Elders often have difficulty standing and walking without assistance. They may need to go to the bathroom, and without proper assistance, they may try to go alone, resulting in a fall. Spilled liquids are also a common cause of slips or falls. If you have a relative in a nursing home who has slipped or fallen, this could be nursing home neglect.
Sometimes, it’s necessary for a nursing home’s staff to restrain a patient for their own safety and wellbeing. For example, debilitated patients may try to get up and walk, which could lead to a bad fall. Patients with dementia may wander off the premises, which could lead to a seriously dangerous situation.
Usually, restraints in a nursing home include vests, belts, wheelchairs, tightly tucked sheets/blankets, and tipped chairs. But these restraints are only to be used for the safety of the patient (which is the law). Unfortunately, these restraints may be misused by hospital staff. Staff members may restrain patients solely because they don’t want the bother of assisting them in moving around. Sometimes, when a nursing home is inadequately staffed, staff members might restrain a set of patients so they can assist other patients. This is nursing home abuse.
It’s absolutely horrifying to believe, but lazy, uncaring or malicious staff members may use violence as a means of subduing a patient as opposed to tending to a patient’s cries for help or striking them to so they fear asking for help. Some staff members also use violence as a means of punishment. Sexual abuse, as difficult as it is to fathom, but it does happen.
Nursing homes are subject to medical malpractice. They provide medical care and allow outside physicians to provide care. Denial of a patient’s medications, incorrect dosing of medication, failure to provide medical tests and examinations when necessary, misdiagnosis and failure to diagnose a medical illness are all forms of medical malpractice.

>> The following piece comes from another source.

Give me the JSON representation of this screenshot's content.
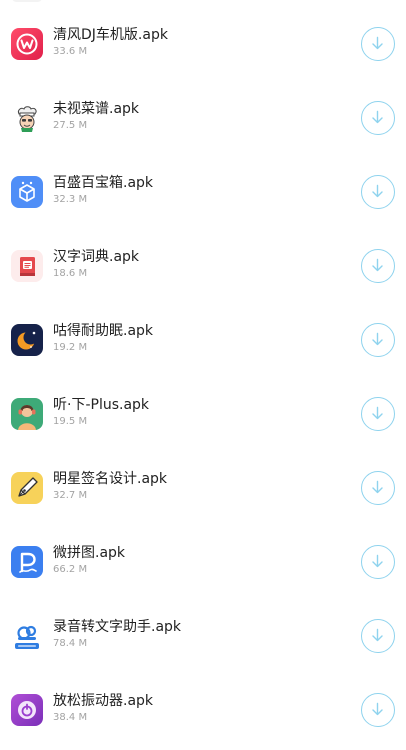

All of these could very well be signs of nursing home neglect or abuse.